“Well, I don’t know about the pluck,” said Jim. “But—why, he’s got all the brands of a gaol-bird or something, and I can’t make out how in —— you came to cotton to him. I ain’t goin’ to ask neither, but if it goes much farther it’ll be a case of either him or me.”
“You wait, Jim,” said Bob, quietly. “I’ve got my reasons, and I might tell you afterwards.”
“Oh, orlright. I don’t want to know.”
They said little all day, except a word or two, now and again, with reference to matches, the direction, and the distance to water, for they were on the outside track from the river, and they were very quiet by the camp-fire, and turned in early. Cooney made his camp some distance from the fire, and Jim some distance from Bob—they lay as at the points of a triangle, as it happened; a common triangle of life.
Next day it was much the same, but that night, while Bob was walking up and down, as he often did, even after a long day’s tramp, Jim, tired of silence, stretched himself, and said to the silent Cooney—
“Well, Cooney! What’yer got on your mind? Writin’ poetry, eh? What’s the trouble all this time, old horse?”
And Cooney answered quietly, and the reverse of offensively—
“Wotter yer care?”
“Wotter yer care?”
“Wotyer say that for?”
“Oh, it’s only a sayin’ I have.”
That hopelessly widened the breach, if there could be said to have been a breach, between Jim and Cooney, and increased Jim’s irritability towards his mate. But they were on the Wanaaring track, and, next morning, after an early breakfast, Cooney, who had rolled his swag at daylight, took the track. He had the bulk of the tucker in his nose-bag, for they would reach the township in the afternoon, and would not need it. Bob walked along the track with him for a bit, while Jim sulkily rolled up his swag. Jim saw the two men stop about half a mile away, and something pass between them, and he guessed it was a pound-note, possibly two, and maybe a stick or so of tobacco. For a moment Bob stood with his hand on Cooney’s shoulder, then they shook hands, and Cooney went on, and Bob came back to camp. He sat for a few minutes on his swag in front of the fire (for early mornings can be chilly Out Back, even in midsummer), and had another pint of tea to give zest to his morning pipe. He said nothing, but seemed very thoughtful.

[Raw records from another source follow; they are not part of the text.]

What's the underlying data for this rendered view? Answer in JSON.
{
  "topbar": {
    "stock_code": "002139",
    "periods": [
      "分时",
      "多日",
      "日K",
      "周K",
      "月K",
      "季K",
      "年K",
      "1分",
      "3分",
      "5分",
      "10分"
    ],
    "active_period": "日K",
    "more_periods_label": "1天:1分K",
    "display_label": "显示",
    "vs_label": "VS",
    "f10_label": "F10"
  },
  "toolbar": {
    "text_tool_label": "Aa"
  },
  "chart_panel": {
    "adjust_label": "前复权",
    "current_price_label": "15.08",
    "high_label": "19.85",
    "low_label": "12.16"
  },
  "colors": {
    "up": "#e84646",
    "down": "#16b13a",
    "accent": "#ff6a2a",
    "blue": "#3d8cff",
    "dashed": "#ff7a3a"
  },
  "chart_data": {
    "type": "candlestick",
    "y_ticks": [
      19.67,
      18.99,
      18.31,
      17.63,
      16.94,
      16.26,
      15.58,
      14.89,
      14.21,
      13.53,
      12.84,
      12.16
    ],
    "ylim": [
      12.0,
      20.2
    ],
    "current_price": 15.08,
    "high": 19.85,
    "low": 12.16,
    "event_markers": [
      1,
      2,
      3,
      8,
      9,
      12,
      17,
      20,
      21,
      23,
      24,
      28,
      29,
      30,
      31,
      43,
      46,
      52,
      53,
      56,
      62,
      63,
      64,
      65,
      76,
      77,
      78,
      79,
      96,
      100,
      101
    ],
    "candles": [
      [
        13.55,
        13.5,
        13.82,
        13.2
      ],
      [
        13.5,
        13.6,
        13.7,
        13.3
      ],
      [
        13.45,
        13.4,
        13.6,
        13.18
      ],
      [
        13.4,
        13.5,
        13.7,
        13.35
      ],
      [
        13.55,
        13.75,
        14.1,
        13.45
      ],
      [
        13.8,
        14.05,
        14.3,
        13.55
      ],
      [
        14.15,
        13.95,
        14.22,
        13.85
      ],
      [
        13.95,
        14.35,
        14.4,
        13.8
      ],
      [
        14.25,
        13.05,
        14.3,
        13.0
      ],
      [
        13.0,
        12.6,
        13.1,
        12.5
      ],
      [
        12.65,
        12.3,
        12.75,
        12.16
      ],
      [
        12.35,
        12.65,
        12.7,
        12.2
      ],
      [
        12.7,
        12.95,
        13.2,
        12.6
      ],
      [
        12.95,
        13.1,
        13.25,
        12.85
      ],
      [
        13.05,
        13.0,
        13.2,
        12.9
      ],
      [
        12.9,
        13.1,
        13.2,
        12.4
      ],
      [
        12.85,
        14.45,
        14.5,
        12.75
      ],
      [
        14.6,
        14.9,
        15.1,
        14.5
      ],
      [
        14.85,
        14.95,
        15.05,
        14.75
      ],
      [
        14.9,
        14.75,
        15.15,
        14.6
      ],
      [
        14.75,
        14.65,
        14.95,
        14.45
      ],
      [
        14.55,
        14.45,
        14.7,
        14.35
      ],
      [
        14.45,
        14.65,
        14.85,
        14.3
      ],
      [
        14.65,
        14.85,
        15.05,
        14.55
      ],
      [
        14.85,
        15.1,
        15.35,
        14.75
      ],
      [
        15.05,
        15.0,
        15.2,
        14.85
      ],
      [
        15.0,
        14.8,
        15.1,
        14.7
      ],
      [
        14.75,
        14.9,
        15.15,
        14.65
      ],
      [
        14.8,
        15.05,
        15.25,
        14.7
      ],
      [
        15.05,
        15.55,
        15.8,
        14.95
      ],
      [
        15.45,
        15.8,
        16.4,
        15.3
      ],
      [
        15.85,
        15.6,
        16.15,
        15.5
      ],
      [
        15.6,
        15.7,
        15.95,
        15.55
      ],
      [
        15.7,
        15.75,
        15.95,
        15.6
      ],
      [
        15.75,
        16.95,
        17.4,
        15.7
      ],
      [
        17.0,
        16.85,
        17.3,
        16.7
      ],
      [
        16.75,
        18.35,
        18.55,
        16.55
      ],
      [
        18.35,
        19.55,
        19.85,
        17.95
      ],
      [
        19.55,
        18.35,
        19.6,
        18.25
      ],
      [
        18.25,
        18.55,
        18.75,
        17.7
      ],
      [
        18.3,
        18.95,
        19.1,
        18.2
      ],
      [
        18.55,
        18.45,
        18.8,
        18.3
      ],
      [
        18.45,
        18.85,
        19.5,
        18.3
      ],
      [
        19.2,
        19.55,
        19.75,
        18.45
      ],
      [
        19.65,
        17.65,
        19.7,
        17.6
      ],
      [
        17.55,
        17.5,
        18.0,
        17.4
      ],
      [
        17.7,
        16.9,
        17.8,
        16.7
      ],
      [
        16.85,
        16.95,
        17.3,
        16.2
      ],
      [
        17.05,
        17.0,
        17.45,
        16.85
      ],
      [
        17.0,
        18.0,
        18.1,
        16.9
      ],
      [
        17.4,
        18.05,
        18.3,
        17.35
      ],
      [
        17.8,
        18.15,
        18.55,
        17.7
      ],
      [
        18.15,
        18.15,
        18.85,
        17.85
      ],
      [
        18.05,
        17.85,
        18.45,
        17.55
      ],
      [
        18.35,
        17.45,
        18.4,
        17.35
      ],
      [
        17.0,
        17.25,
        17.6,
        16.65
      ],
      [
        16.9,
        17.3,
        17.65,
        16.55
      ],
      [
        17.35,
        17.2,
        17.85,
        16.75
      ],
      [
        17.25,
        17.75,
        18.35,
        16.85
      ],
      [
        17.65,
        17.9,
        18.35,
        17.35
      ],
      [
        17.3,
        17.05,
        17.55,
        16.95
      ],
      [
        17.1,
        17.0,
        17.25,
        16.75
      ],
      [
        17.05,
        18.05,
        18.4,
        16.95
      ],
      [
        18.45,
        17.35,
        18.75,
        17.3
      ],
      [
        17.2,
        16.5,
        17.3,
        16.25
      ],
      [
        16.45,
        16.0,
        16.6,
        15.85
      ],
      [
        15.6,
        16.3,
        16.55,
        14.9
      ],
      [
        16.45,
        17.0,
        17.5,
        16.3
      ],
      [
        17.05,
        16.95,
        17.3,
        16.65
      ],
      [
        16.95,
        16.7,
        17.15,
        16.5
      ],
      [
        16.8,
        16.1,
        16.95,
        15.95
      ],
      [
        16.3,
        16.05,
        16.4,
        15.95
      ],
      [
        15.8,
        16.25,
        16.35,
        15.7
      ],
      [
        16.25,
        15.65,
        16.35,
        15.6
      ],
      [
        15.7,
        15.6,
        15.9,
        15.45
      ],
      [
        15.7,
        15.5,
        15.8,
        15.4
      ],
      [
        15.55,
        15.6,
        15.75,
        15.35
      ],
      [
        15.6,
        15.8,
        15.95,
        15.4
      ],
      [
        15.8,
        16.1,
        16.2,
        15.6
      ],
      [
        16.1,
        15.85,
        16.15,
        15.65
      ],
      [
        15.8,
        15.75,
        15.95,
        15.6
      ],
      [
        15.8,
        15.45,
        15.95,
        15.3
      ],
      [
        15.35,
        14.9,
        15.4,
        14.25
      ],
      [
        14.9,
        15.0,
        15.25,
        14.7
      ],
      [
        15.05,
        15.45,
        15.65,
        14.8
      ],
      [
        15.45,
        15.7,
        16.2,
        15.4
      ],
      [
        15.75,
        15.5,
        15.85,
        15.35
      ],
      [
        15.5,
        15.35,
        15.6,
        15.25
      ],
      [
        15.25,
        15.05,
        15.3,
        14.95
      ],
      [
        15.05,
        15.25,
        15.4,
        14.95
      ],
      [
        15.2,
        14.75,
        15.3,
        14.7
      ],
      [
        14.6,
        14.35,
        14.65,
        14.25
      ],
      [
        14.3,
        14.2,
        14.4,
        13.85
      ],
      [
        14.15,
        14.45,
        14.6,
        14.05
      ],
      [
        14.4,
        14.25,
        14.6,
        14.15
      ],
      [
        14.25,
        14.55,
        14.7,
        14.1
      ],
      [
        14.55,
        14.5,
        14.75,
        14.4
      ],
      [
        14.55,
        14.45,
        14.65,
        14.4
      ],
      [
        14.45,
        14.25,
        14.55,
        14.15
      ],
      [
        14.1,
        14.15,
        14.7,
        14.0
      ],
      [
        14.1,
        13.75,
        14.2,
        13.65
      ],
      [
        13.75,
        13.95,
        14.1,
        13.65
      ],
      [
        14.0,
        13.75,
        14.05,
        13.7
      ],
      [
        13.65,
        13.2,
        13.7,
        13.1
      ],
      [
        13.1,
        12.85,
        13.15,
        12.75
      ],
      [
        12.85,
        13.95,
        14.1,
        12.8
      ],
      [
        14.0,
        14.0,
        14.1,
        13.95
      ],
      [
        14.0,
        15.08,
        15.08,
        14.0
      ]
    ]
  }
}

“Well, Bob!” Jim blurted out at last. “What the——are yer thinkin’ about? Frettin’ about yer new mate? Hey?”
Bob stood up slowly, and stood with hands behind, looking down at the fire.
“Jim,” he said, in his sadly quiet way, “that man and me was in gaol together.”
It brought Jim to his feet in an instant.
“Bob,” he said, holding out his hand, “I’m sorry. I didn’t know what I was drivin’ at.”
“It’s all right, Jim,” said Bob, with a quiet smile; “don’t say no more about it.”
But Jim had driven to gold.
A friend or a chum might have shunned Bob after that; a partner might have at least asked what he had been in trouble for; “a pal” would certainly have done so out of curiosity, and probably with rising admiration. But mateship didn’t.
The faith of men is as strong as the sympathy between them, and perhaps the hardest thing on earth for a woman to kill.
Jim only glanced a little regretfully after the lonely little blur in the west, and said—
“I’m sorry I didn’t shake hands with the poor little ——. But it can’t be helped now.”
“Never mind,” said Bob. “You might drop across him some day.”